And then, they should puff up into round balls like this:
Without practice, the balls of dough take on a life of their own when you roll them out, and you will be, according to the standard "new-daughter-in-law" jokes, producing outline maps of various countries in the world instead of nice round shapes!
My recipe varies from the recipe in the link above. I don't add any oil or salt to the dough; often knead the dough only just before making the phulkas; and don't know how to make it on an electric hob, only on an open flame. I put the dough into a food-grade ziploc bag to prevent it drying out. And..I can't make fresh phulkas for more then one person at a time. My phulkas are very light, so guests can eat 5 or 6 each..so making them when I call people for dinner takes a very long time. (Each phulka takes about a minute and a half to two minutes to make.)
And I have a nice old scratched-up thAvA (see photographs) which works perfectly well for making them.
Nowadays, I roll out the 4 phulkas I make for KM's lunch, and put them in between sheets of butter paper, THEN switch on the gas to heat up the griddle, and make the phulkas. This saves a lot of gas, I must say. When I have anyone to help me (VERY rare) one of us can roll out and one of us can toast them...

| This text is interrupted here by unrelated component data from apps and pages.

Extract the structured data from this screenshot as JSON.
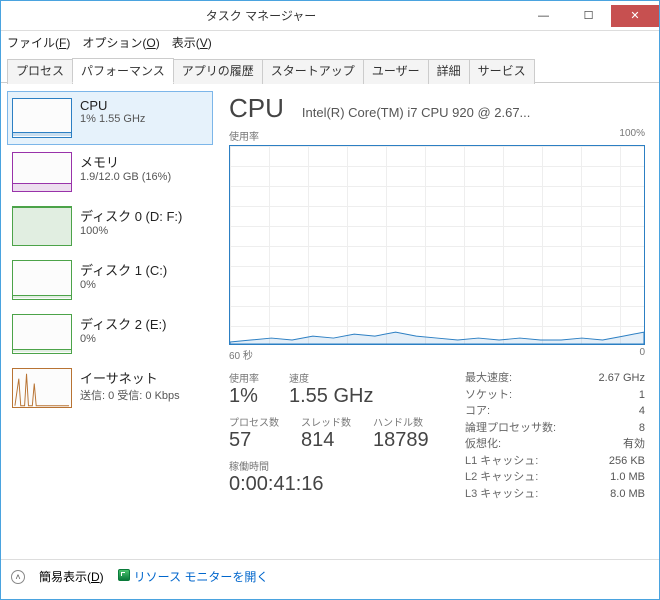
{
  "window": {
    "title": "タスク マネージャー"
  },
  "menu": {
    "file": "ファイル(<u>F</u>)",
    "options": "オプション(<u>O</u>)",
    "view": "表示(<u>V</u>)"
  },
  "tabs": [
    "プロセス",
    "パフォーマンス",
    "アプリの履歴",
    "スタートアップ",
    "ユーザー",
    "詳細",
    "サービス"
  ],
  "active_tab": 1,
  "sidebar": [
    {
      "name": "cpu",
      "title": "CPU",
      "sub": "1% 1.55 GHz",
      "selected": true
    },
    {
      "name": "mem",
      "title": "メモリ",
      "sub": "1.9/12.0 GB (16%)"
    },
    {
      "name": "d0",
      "title": "ディスク 0 (D: F:)",
      "sub": "100%"
    },
    {
      "name": "d1",
      "title": "ディスク 1 (C:)",
      "sub": "0%"
    },
    {
      "name": "d2",
      "title": "ディスク 2 (E:)",
      "sub": "0%"
    },
    {
      "name": "eth",
      "title": "イーサネット",
      "sub": "送信: 0 受信: 0 Kbps"
    }
  ],
  "main": {
    "heading": "CPU",
    "model": "Intel(R) Core(TM) i7 CPU 920 @ 2.67...",
    "chart_ylabel": "使用率",
    "chart_ymax": "100%",
    "chart_xleft": "60 秒",
    "chart_xright": "0",
    "bigstats": [
      {
        "lbl": "使用率",
        "val": "1%"
      },
      {
        "lbl": "速度",
        "val": "1.55 GHz"
      }
    ],
    "bigstats2": [
      {
        "lbl": "プロセス数",
        "val": "57"
      },
      {
        "lbl": "スレッド数",
        "val": "814"
      },
      {
        "lbl": "ハンドル数",
        "val": "18789"
      }
    ],
    "uptime_lbl": "稼働時間",
    "uptime": "0:00:41:16",
    "right": [
      {
        "k": "最大速度:",
        "v": "2.67 GHz"
      },
      {
        "k": "ソケット:",
        "v": "1"
      },
      {
        "k": "コア:",
        "v": "4"
      },
      {
        "k": "論理プロセッサ数:",
        "v": "8"
      },
      {
        "k": "仮想化:",
        "v": "有効"
      },
      {
        "k": "L1 キャッシュ:",
        "v": "256 KB"
      },
      {
        "k": "L2 キャッシュ:",
        "v": "1.0 MB"
      },
      {
        "k": "L3 キャッシュ:",
        "v": "8.0 MB"
      }
    ]
  },
  "footer": {
    "fewer": "簡易表示(<u>D</u>)",
    "resmon": "リソース モニターを開く"
  },
  "chart_data": {
    "type": "line",
    "title": "CPU 使用率",
    "xlabel": "秒",
    "ylabel": "%",
    "xlim": [
      0,
      60
    ],
    "ylim": [
      0,
      100
    ],
    "x": [
      60,
      57,
      54,
      51,
      48,
      45,
      42,
      39,
      36,
      33,
      30,
      27,
      24,
      21,
      18,
      15,
      12,
      9,
      6,
      3,
      0
    ],
    "values": [
      1,
      2,
      3,
      2,
      4,
      3,
      5,
      4,
      6,
      4,
      3,
      2,
      3,
      2,
      3,
      2,
      2,
      3,
      2,
      4,
      6
    ]
  }
}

A very simple dish to go with phulkas is thuvar dhAl,the recipe for which would be:
Boil half a cup of thuvar dal in the pressure cooker, ensure that the lentils don't get mashed together. Eight minutes after full pressure works for me.
Heat ghee (or a mixture of oil and ghee...but there MUST be ghee to get that lovely aroma) and to it, add pounded jeera, a couple of red chillies, and asafoetida powder (if you use pieces it could suddenly get into one mouthful and spoil the taste completely), and pour over the dal, and add salt to taste. Such a simple recipe, which I learnt from my sister-in-law's mother; my daughter used to call it "dal-dal" to distinguish it from the regular moong dal recipe I used to make.
KM has just finished his standard lunch..one vegetable, sambar, one other dish (today it was cucumber raita) and 4 phulkas. I think I heard him burp....
OK, you-know-who...now make them and call me over!